The PPE (Premium Platform Electric) architecture is what Audi and Porsche are using to develop their future electric cars. Not any of the current e-tron models, or the Porsche Taycan, are currently being built on the PPE but all future EVs will be built on it.

 

This rumor comes from Electrek and states that Audi and Porsche are more impressed with the Model 3 than expected. According to Electrek, who read the rumor from German magazine Manager Magazin, “The Porsche and Audi engineers have to change [the PPE] because Tesla’s Model 3 has gotten better than they thought.”

This could mean a lot of things and is rather ambiguous. Maybe Audi and Porsche learned a new technique they want to implement or maybe they figured out a way to do something cheaper. Though, Electrek claims both brands are worried they won’t be able to deliver cars on their upcoming PPE platform at the profit margins they were hoping for. Porsche is said to be okay with taking a bit of a loss on PPE cars but Audi is not. Either way, after seeing how Tesla developed the Model 3, it’s said that both Audi and Porsche want to make some changes.

Electrek also states that there are delays for the Audi e-tron coming from some software issues, although we’ve heard otherwise. There may be delays in Europe, as we heard that Audi is having a bit of a pricing dispute with its battery supplier LG Chem, but Audi released a statement claiming that e-tron is on schedule for Q2 2019 in the US.

We don’t have any concrete info on these claims but it’s not outside the realm of possibility. This is actually a pretty common practice in the auto industry, as car companies are constantly copying good ideas off of one another. But we’re not entirely sure Audi is super concerned with the success of their PPE platform.

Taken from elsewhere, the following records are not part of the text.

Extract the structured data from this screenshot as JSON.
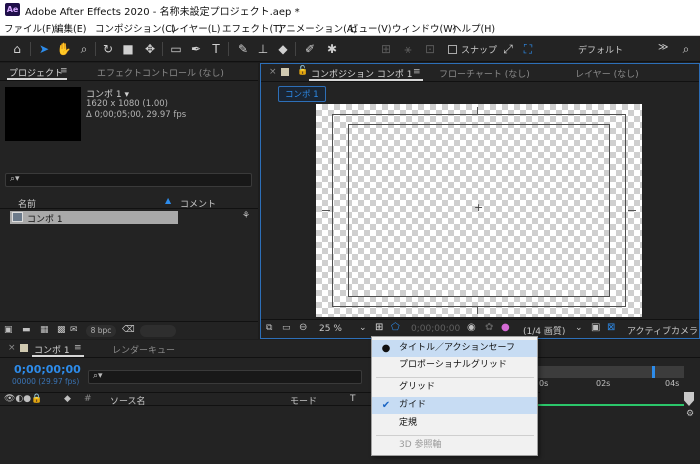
{
  "window": {
    "title": "Adobe After Effects 2020 - 名称未設定プロジェクト.aep *",
    "logo": "Ae"
  },
  "menu": [
    "ファイル(F)",
    "編集(E)",
    "コンポジション(C)",
    "レイヤー(L)",
    "エフェクト(T)",
    "アニメーション(A)",
    "ビュー(V)",
    "ウィンドウ(W)",
    "ヘルプ(H)"
  ],
  "toolbar": {
    "snap_label": "スナップ",
    "workspace_label": "デフォルト",
    "more": "≫"
  },
  "project_panel": {
    "tabs": [
      "プロジェクト",
      "エフェクトコントロール (なし)"
    ],
    "comp_name": "コンポ 1 ▾",
    "comp_size": "1620 x 1080 (1.00)",
    "comp_duration": "Δ 0;00;05;00, 29.97 fps",
    "search_icon": "search-icon",
    "col_name": "名前",
    "col_comment": "コメント",
    "item_name": "コンポ 1",
    "bpc": "8 bpc"
  },
  "viewer_panel": {
    "tabs": [
      "コンポジション コンポ 1",
      "フローチャート (なし)",
      "レイヤー (なし)"
    ],
    "comp_chip": "コンポ 1",
    "zoom": "25 %",
    "timecode": "0;00;00;00",
    "resolution": "(1/4 画質)",
    "camera": "アクティブカメラ"
  },
  "dropdown": {
    "items": [
      {
        "label": "タイトル／アクションセーフ",
        "mark": "●",
        "highlight": true,
        "disabled": false
      },
      {
        "label": "プロポーショナルグリッド",
        "mark": "",
        "highlight": false,
        "disabled": false
      },
      {
        "label": "グリッド",
        "mark": "",
        "highlight": false,
        "disabled": false
      },
      {
        "label": "ガイド",
        "mark": "✔",
        "highlight": true,
        "disabled": false
      },
      {
        "label": "定規",
        "mark": "",
        "highlight": false,
        "disabled": false
      },
      {
        "label": "3D 参照軸",
        "mark": "",
        "highlight": false,
        "disabled": true
      }
    ]
  },
  "timeline_panel": {
    "tabs": [
      "コンポ 1",
      "レンダーキュー"
    ],
    "timecode": "0;00;00;00",
    "timecode_sub": "00000 (29.97 fps)",
    "col_source": "ソース名",
    "col_mode": "モード",
    "col_t": "T",
    "ruler": [
      "0s",
      "02s",
      "04s"
    ]
  },
  "colors": {
    "accent": "#2d8ceb",
    "panel": "#232323",
    "bg": "#1d1d1d",
    "menu_hl": "#c7dcf3"
  }
}
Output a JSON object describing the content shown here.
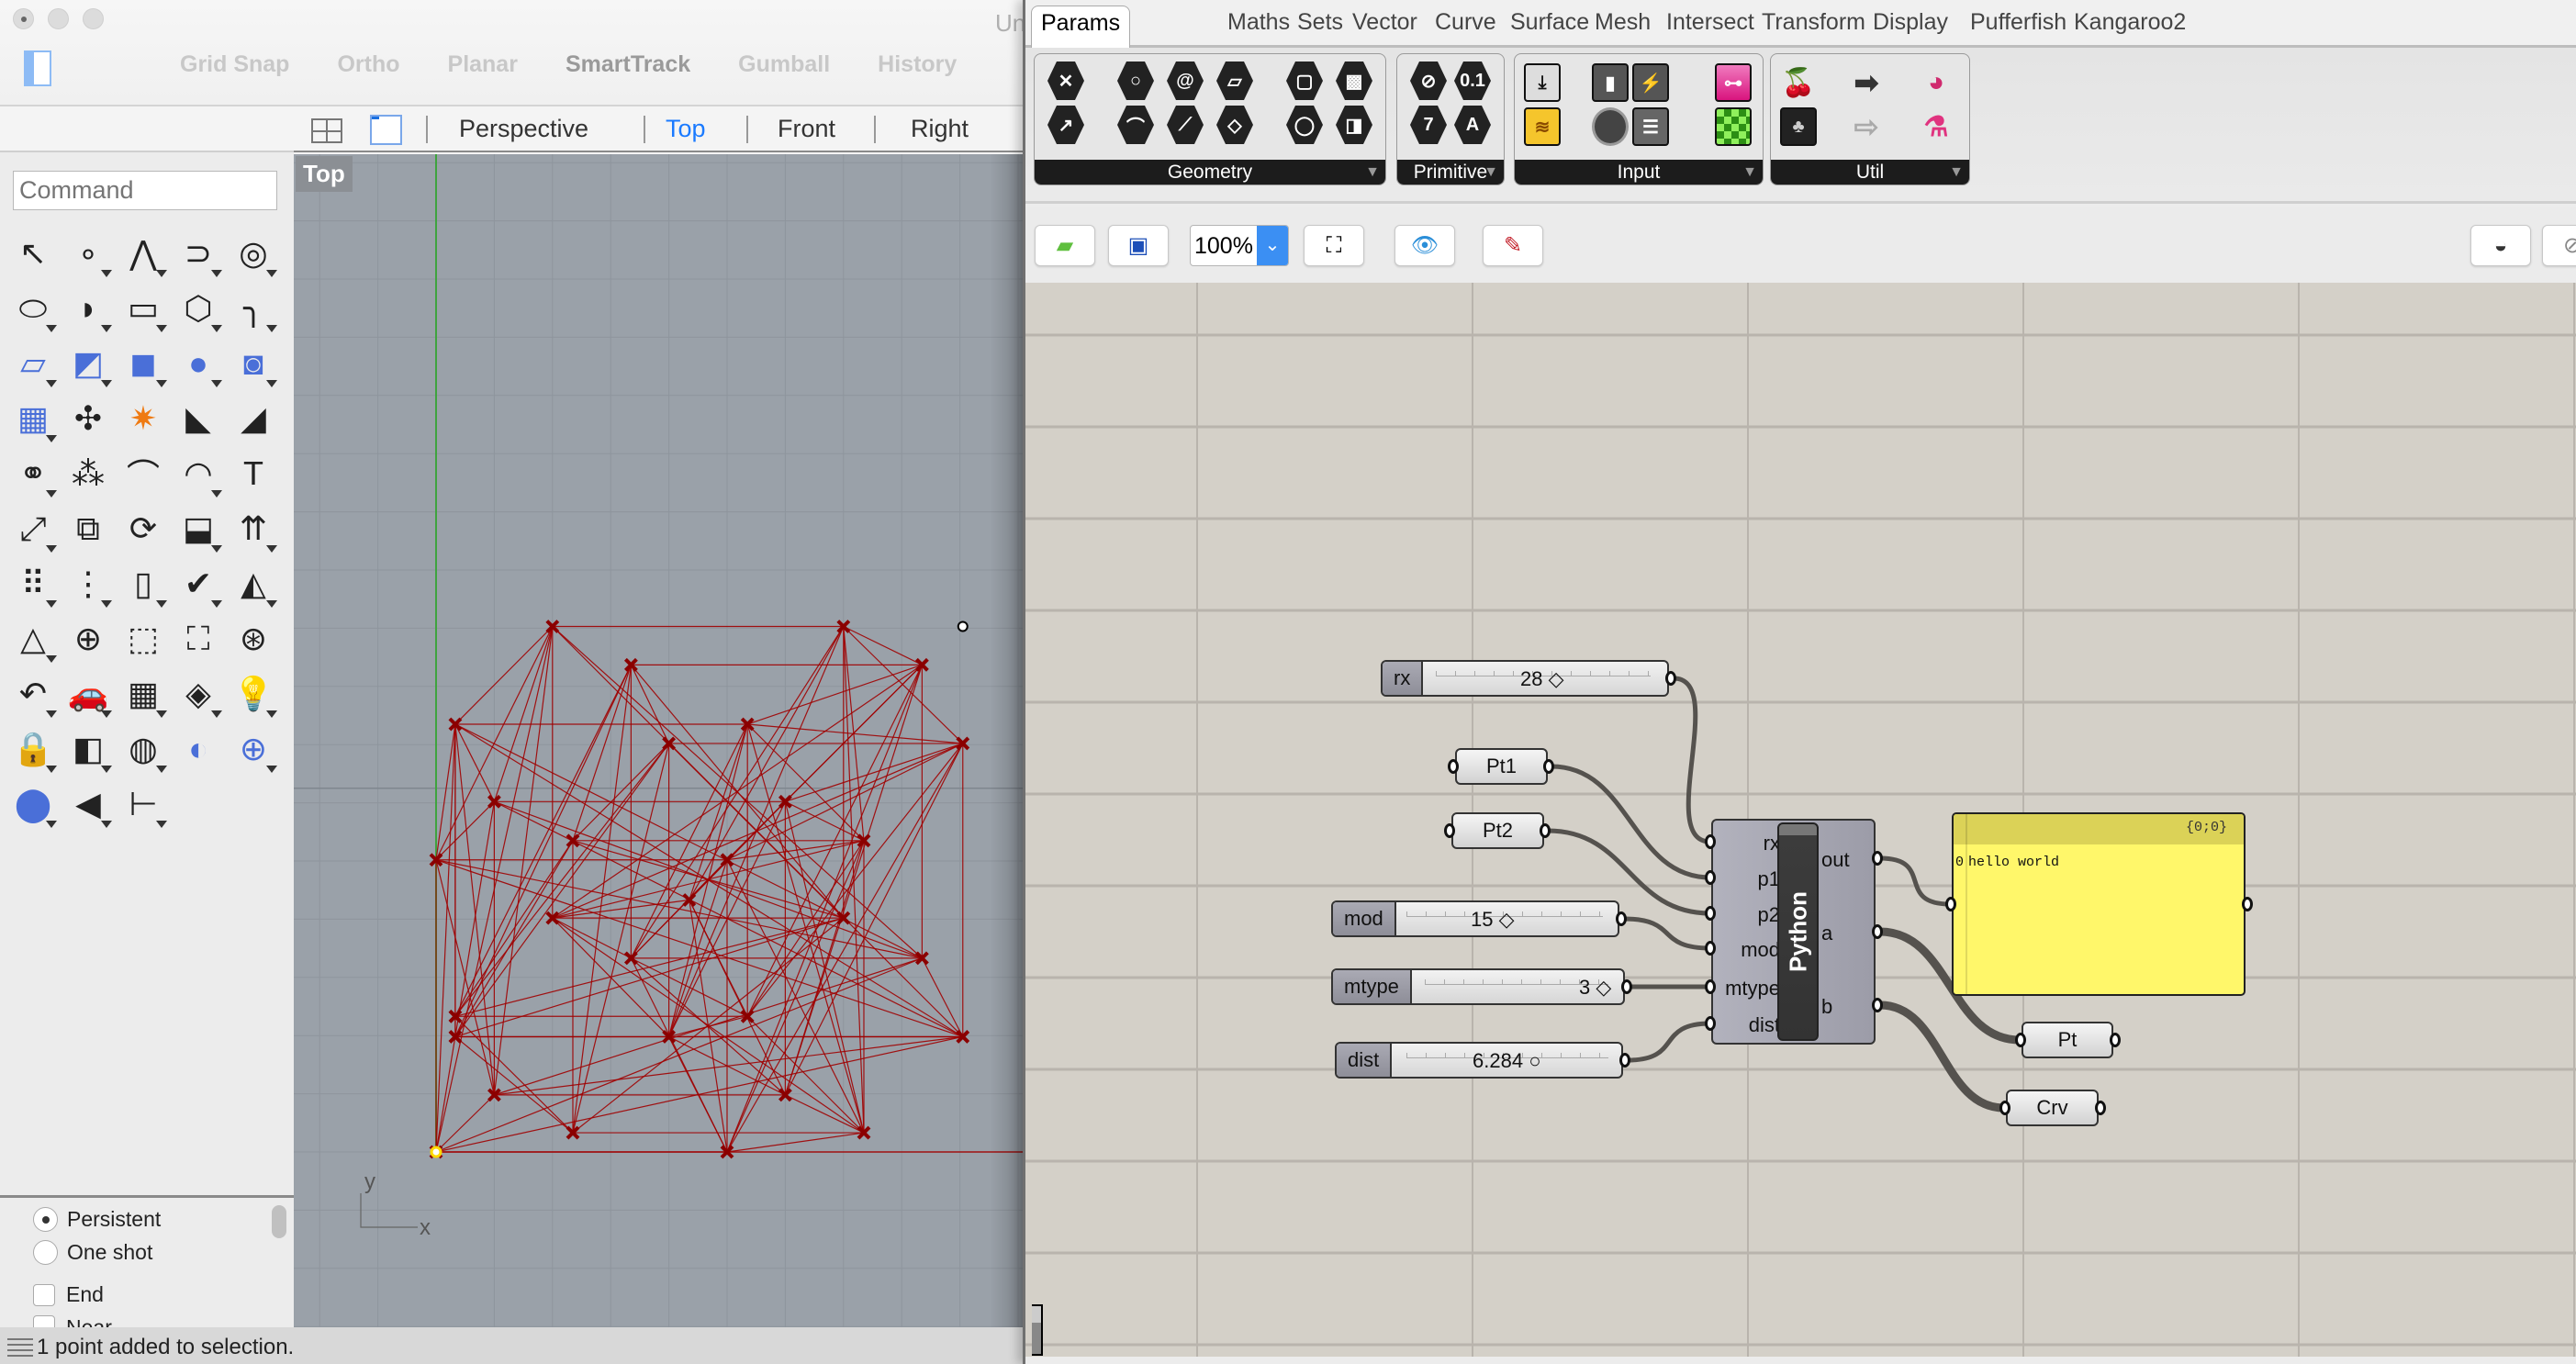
{
  "rhino": {
    "window_title": "Un",
    "modes": [
      {
        "label": "Grid Snap",
        "on": false
      },
      {
        "label": "Ortho",
        "on": false
      },
      {
        "label": "Planar",
        "on": false
      },
      {
        "label": "SmartTrack",
        "on": true
      },
      {
        "label": "Gumball",
        "on": false
      },
      {
        "label": "History",
        "on": false
      }
    ],
    "view_tabs": [
      "Perspective",
      "Top",
      "Front",
      "Right"
    ],
    "active_view_tab": "Top",
    "command_placeholder": "Command",
    "tools": [
      {
        "name": "select",
        "glyph": "↖",
        "flyout": false
      },
      {
        "name": "point",
        "glyph": "∘",
        "flyout": true
      },
      {
        "name": "polyline",
        "glyph": "⋀",
        "flyout": true
      },
      {
        "name": "curve",
        "glyph": "⊃",
        "flyout": true
      },
      {
        "name": "circle",
        "glyph": "◎",
        "flyout": true
      },
      {
        "name": "ellipse",
        "glyph": "⬭",
        "flyout": true
      },
      {
        "name": "arc",
        "glyph": "◗",
        "flyout": true
      },
      {
        "name": "rectangle",
        "glyph": "▭",
        "flyout": true
      },
      {
        "name": "polygon",
        "glyph": "⬡",
        "flyout": true
      },
      {
        "name": "fillet-curves",
        "glyph": "╮",
        "flyout": true
      },
      {
        "name": "surface-from-points",
        "glyph": "▱",
        "flyout": true
      },
      {
        "name": "extrude-surface",
        "glyph": "◩",
        "flyout": true
      },
      {
        "name": "box",
        "glyph": "◼",
        "flyout": true
      },
      {
        "name": "spheres",
        "glyph": "●",
        "flyout": true
      },
      {
        "name": "cylinder-solid",
        "glyph": "◙",
        "flyout": true
      },
      {
        "name": "surface-tools",
        "glyph": "▦",
        "flyout": true
      },
      {
        "name": "join",
        "glyph": "✣",
        "flyout": false
      },
      {
        "name": "explode",
        "glyph": "✷",
        "flyout": false
      },
      {
        "name": "trim",
        "glyph": "◣",
        "flyout": false
      },
      {
        "name": "split",
        "glyph": "◢",
        "flyout": false
      },
      {
        "name": "boolean-union",
        "glyph": "⚭",
        "flyout": true
      },
      {
        "name": "group",
        "glyph": "⁂",
        "flyout": false
      },
      {
        "name": "offset-curve",
        "glyph": "⌒",
        "flyout": false
      },
      {
        "name": "offset-dotted",
        "glyph": "◠",
        "flyout": true
      },
      {
        "name": "text",
        "glyph": "T",
        "flyout": false
      },
      {
        "name": "move",
        "glyph": "⤢",
        "flyout": true
      },
      {
        "name": "copy",
        "glyph": "⧉",
        "flyout": false
      },
      {
        "name": "rotate",
        "glyph": "⟳",
        "flyout": false
      },
      {
        "name": "scale",
        "glyph": "⬓",
        "flyout": true
      },
      {
        "name": "project-to-cplane",
        "glyph": "⇈",
        "flyout": true
      },
      {
        "name": "array",
        "glyph": "⠿",
        "flyout": true
      },
      {
        "name": "align",
        "glyph": "⋮",
        "flyout": true
      },
      {
        "name": "bend",
        "glyph": "▯",
        "flyout": true
      },
      {
        "name": "check",
        "glyph": "✔",
        "flyout": true
      },
      {
        "name": "solids",
        "glyph": "◭",
        "flyout": true
      },
      {
        "name": "select-by",
        "glyph": "△",
        "flyout": true
      },
      {
        "name": "zoom-in-out",
        "glyph": "⊕",
        "flyout": false
      },
      {
        "name": "zoom-window",
        "glyph": "⬚",
        "flyout": false
      },
      {
        "name": "zoom-extents",
        "glyph": "⛶",
        "flyout": false
      },
      {
        "name": "zoom-selected",
        "glyph": "⊛",
        "flyout": false
      },
      {
        "name": "rotate-view",
        "glyph": "↶",
        "flyout": true
      },
      {
        "name": "named-view",
        "glyph": "🚗",
        "flyout": true
      },
      {
        "name": "cplane",
        "glyph": "▦",
        "flyout": true
      },
      {
        "name": "layout",
        "glyph": "◈",
        "flyout": true
      },
      {
        "name": "light",
        "glyph": "💡",
        "flyout": true
      },
      {
        "name": "lock",
        "glyph": "🔒",
        "flyout": true
      },
      {
        "name": "layers",
        "glyph": "◧",
        "flyout": true
      },
      {
        "name": "color",
        "glyph": "◍",
        "flyout": true
      },
      {
        "name": "render-sphere",
        "glyph": "◐",
        "flyout": false
      },
      {
        "name": "render-grid-sphere",
        "glyph": "⊕",
        "flyout": true
      },
      {
        "name": "material",
        "glyph": "⬤",
        "flyout": true
      },
      {
        "name": "spotlight",
        "glyph": "◀",
        "flyout": true
      },
      {
        "name": "dimension",
        "glyph": "⊢",
        "flyout": true
      }
    ],
    "osnap": {
      "radios": [
        {
          "label": "Persistent",
          "checked": true
        },
        {
          "label": "One shot",
          "checked": false
        }
      ],
      "checks": [
        {
          "label": "End",
          "checked": false
        },
        {
          "label": "Near",
          "checked": false
        }
      ]
    },
    "status_text": "1 point added to selection.",
    "viewport": {
      "label": "Top",
      "axis_labels": {
        "x": "x",
        "y": "y"
      },
      "grid_spacing_units": 1,
      "points": [
        [
          0.0,
          0.0
        ],
        [
          5.0,
          0.0
        ],
        [
          2.35,
          0.33
        ],
        [
          7.35,
          0.33
        ],
        [
          1.0,
          0.98
        ],
        [
          6.0,
          0.98
        ],
        [
          0.33,
          1.98
        ],
        [
          4.0,
          1.98
        ],
        [
          9.05,
          1.98
        ],
        [
          5.35,
          2.33
        ],
        [
          0.33,
          2.33
        ],
        [
          3.35,
          3.33
        ],
        [
          8.35,
          3.33
        ],
        [
          2.0,
          4.02
        ],
        [
          7.0,
          4.02
        ],
        [
          4.35,
          4.33
        ],
        [
          0.0,
          5.02
        ],
        [
          5.0,
          5.02
        ],
        [
          2.35,
          5.35
        ],
        [
          7.35,
          5.35
        ],
        [
          1.0,
          6.02
        ],
        [
          6.0,
          6.02
        ],
        [
          4.0,
          7.02
        ],
        [
          9.05,
          7.02
        ],
        [
          0.33,
          7.35
        ],
        [
          5.35,
          7.35
        ],
        [
          3.35,
          8.37
        ],
        [
          8.35,
          8.37
        ],
        [
          2.0,
          9.03
        ],
        [
          7.0,
          9.03
        ]
      ],
      "selected_point": [
        9.05,
        9.03
      ],
      "origin_point_highlight": [
        0.0,
        0.0
      ],
      "curve_color": "#a00000",
      "point_color": "#8b0000",
      "connection_modulus": 15
    }
  },
  "grasshopper": {
    "tabs": [
      "Params",
      "Maths",
      "Sets",
      "Vector",
      "Curve",
      "Surface",
      "Mesh",
      "Intersect",
      "Transform",
      "Display",
      "Pufferfish",
      "Kangaroo2"
    ],
    "active_tab": "Params",
    "ribbon_groups": [
      {
        "label": "Geometry",
        "icons": [
          "geometry-icon",
          "circle-icon",
          "curve-icon",
          "surface-icon",
          "brep-icon",
          "mesh-icon",
          "vector-icon",
          "arc-icon",
          "line-icon",
          "plane-icon",
          "box-icon",
          "mesh-face-icon"
        ]
      },
      {
        "label": "Primitive",
        "icons": [
          "boolean-icon",
          "number-icon",
          "integer-icon",
          "text-icon"
        ]
      },
      {
        "label": "Input",
        "icons": [
          "import-icon",
          "toggle-icon",
          "button-icon",
          "gradient-icon",
          "graph-mapper-icon",
          "dial-icon",
          "value-list-icon",
          "colour-swatch-icon"
        ]
      },
      {
        "label": "Util",
        "icons": [
          "cherry-picker-icon",
          "relay-icon",
          "data-dam-icon",
          "tree-icon",
          "relay-outline-icon",
          "flask-icon"
        ]
      }
    ],
    "toolbar": {
      "zoom_level": "100%"
    },
    "sliders": [
      {
        "name": "rx",
        "value": "28",
        "marker": "◇",
        "fraction": 0.5
      },
      {
        "name": "mod",
        "value": "15",
        "marker": "◇",
        "fraction": 0.5
      },
      {
        "name": "mtype",
        "value": "3",
        "marker": "◇",
        "fraction": 1.0
      },
      {
        "name": "dist",
        "value": "6.284",
        "marker": "○",
        "fraction": 0.5
      }
    ],
    "params": [
      {
        "name": "Pt1"
      },
      {
        "name": "Pt2"
      },
      {
        "name": "Pt"
      },
      {
        "name": "Crv"
      }
    ],
    "python_component": {
      "label": "Python",
      "inputs": [
        "rx",
        "p1",
        "p2",
        "mod",
        "mtype",
        "dist"
      ],
      "outputs": [
        "out",
        "a",
        "b"
      ]
    },
    "panel": {
      "path": "{0;0}",
      "index": "0",
      "text": "hello world"
    },
    "colors": {
      "canvas": "#d4d0c8",
      "wire": "#55524e",
      "panel": "#fff76a"
    }
  }
}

We’ve reached out to Audi for any clarification but it’s not likely any of this will be allowed to be made public even if it is true. So we’ll update this article if we hear any new info.